Salisbury has an old city wall with five gates. The English parliament met here in 1324, 1328, and 1384 and Charles II held court in Cathedral Close during the Great Plague of London. Cathedral Close is separated from the rest of the city by three gateways. Here you will discover a number of well-preserved Elizabethan and Georgian houses. One of these, Arundells, is the former home of Prime Minister Edward Heath and is now open to the public. You can visit Mompesson House with its rare collection of period furniture and great tearoom! There is also the Wardrobe, a 13th Century manor which houses The Rifles Berkshire and Wiltshire Museum. The excellent Salisbury Museum which is located in The Kings House and Sarum College are also in Cathedral Close.
It is worth having a wander in the Old City centre which is chock full of delightful architecture dating from medieval times. Look out for the wide market place, Poultry Cross, the 18th Century Guildhall and the 15th Century Plume of Feathers. The Trafalgar Way plaque is found on Fish Row at the back of the Guildhall.
Nearby attractions include the Boscombe Down Aviation Collection, Wilton House - a masterpiece of the Baroque style - and Larmer Tree Gardens.
Salisbury hosts lots of great events including the Salisbury International Arts Festival, which takes place over two weeks in the spring and has a different theme each year. Also popular is the Southern Cathedrals Festival, a music festival which alternates between the cities of Winchester, Salisbury and Chichester. Salisbury Arts Centre and City Hall both have year-round entertainment programmes.
Salisbury: sure to in-spire you!
England's tallest spire towers above an ornate streetlamp. Image © Ian Gregory
Figsbury Ring and The Three Winterslows
As you leave Salisbury heading north, don't miss a visit to enchanting Figsbury Ring with its amazing views back over the city and its spire.
Just south of the A30 as it heads north east from Salisbury are the three Winterslows: East, Middle and West, sited on the old Roman road between Old Sarum and Winchester. The famous essayist William Hazlitt used to come here to escape the stresses and strains of London as his wife owned a house here. At that time it boasted a 17th century coaching inn, the Winterslow Hut, where Hazlitt wrote whole books in an upstairs room. Subsequently named the Pheasant Inn, it served as an off-base officers mess, accommodating night fighter crews from the nearby Middle Wallop airbase. This historic building has since been converted to residential use.
Lopcombe Corner and Middle Wallop
At Lopcombe Corner the A30 heads due West but The Trafalgar Way follows the A343 to Middle Wallop. To the east of Middle Wallop lies the Middle Wallop airfield, home to the Army Air Corps, a branch of the British Army.
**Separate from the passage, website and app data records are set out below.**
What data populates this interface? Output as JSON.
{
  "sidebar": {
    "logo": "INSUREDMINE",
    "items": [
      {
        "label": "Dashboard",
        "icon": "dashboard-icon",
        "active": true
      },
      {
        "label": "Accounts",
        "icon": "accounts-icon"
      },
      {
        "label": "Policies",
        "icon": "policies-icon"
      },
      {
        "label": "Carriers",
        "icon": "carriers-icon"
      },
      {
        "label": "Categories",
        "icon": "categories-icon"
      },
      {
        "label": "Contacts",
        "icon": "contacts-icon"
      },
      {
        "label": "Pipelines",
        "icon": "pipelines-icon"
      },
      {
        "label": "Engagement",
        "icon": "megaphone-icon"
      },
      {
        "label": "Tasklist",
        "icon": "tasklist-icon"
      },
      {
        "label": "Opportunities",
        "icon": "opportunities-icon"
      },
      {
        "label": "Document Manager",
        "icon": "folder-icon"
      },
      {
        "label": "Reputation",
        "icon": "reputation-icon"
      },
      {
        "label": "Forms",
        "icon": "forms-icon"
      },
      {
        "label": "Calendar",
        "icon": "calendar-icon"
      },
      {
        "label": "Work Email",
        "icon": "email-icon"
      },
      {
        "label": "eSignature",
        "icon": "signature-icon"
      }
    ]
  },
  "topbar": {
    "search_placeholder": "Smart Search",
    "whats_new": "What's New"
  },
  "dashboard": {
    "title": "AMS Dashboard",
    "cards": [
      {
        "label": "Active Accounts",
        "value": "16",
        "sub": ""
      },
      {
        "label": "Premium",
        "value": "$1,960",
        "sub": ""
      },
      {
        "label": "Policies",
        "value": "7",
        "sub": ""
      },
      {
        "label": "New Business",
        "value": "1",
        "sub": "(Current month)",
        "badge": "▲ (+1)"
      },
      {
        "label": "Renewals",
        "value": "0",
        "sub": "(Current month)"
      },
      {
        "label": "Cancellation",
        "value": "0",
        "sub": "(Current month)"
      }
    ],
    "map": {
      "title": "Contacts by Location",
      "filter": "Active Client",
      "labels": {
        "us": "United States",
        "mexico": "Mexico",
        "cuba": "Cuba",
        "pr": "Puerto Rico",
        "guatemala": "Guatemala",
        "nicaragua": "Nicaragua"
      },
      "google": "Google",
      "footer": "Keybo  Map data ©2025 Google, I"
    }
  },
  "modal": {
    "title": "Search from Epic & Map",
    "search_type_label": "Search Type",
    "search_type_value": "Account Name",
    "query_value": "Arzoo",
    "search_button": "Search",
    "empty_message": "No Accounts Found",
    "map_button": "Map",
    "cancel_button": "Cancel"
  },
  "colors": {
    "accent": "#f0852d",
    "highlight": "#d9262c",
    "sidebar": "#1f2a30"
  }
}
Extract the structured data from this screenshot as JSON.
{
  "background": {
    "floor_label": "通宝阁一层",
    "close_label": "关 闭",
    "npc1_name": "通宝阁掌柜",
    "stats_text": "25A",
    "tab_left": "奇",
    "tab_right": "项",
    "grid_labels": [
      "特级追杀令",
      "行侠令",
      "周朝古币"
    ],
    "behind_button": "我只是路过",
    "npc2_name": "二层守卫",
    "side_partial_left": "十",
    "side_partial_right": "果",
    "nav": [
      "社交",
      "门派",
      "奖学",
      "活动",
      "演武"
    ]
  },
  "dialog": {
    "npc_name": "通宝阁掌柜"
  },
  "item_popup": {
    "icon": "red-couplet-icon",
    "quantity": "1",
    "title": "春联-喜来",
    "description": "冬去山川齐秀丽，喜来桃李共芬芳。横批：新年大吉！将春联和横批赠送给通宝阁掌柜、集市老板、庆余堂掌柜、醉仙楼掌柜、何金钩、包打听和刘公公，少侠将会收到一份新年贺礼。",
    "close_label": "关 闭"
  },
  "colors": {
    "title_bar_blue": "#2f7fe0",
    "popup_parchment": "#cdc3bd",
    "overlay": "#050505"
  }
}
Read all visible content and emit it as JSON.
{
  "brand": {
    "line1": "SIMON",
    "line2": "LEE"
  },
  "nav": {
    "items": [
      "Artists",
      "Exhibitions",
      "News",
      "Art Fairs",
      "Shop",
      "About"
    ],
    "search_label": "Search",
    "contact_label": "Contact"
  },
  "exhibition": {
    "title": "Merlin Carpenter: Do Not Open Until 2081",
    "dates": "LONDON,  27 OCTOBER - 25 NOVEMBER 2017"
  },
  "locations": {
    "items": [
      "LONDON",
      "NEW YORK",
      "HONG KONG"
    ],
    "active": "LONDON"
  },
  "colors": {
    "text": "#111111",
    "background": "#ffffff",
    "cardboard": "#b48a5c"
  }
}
The base is notable for having previously served as both a Royal Navy and Royal Air Force controlled airfield. Specialising in night flying the base provided night time defence over the UK during the Blitz from late 1940 to mid-May 1941. It became a fully fledged Fighter Station as the Battle of Britain progressed.
The base was also used by United States Army Air Forces Ninth Air Force as IX Fighter Command Headquarters beginning in November 1943.
With such a rich aeronautical history it is not surprising that the area hosts the Army Flying Museum which tells the story of flying in the British Army.
Red Rice, Little Ann
Just south West of Andover is the hamlet and country house of Red Rice. Red Rice House was used by American forces in World War II for secret, high-level planning and was the reserve headquarters for the D Day Landings. The building became a Catholic school in 1961 and was taken over by Farleigh Prep School in 1982. The actor Rupert Everett is an alumnus.
Just two miles south west of Andover is the hamlet of Little Ann which is attached to Abbotts Ann where the first iron ploughs were developed by Robert Tasker. He later built the Abbots Ann School, one of the first in England to take children of all denominations.
From here The Trafalgar Way follows the A343 and then the Salisbury Road into Andover.
Salisbury Cathedral from the water meadows
Map image ©Gary Richardson courtesy of Gary Richardson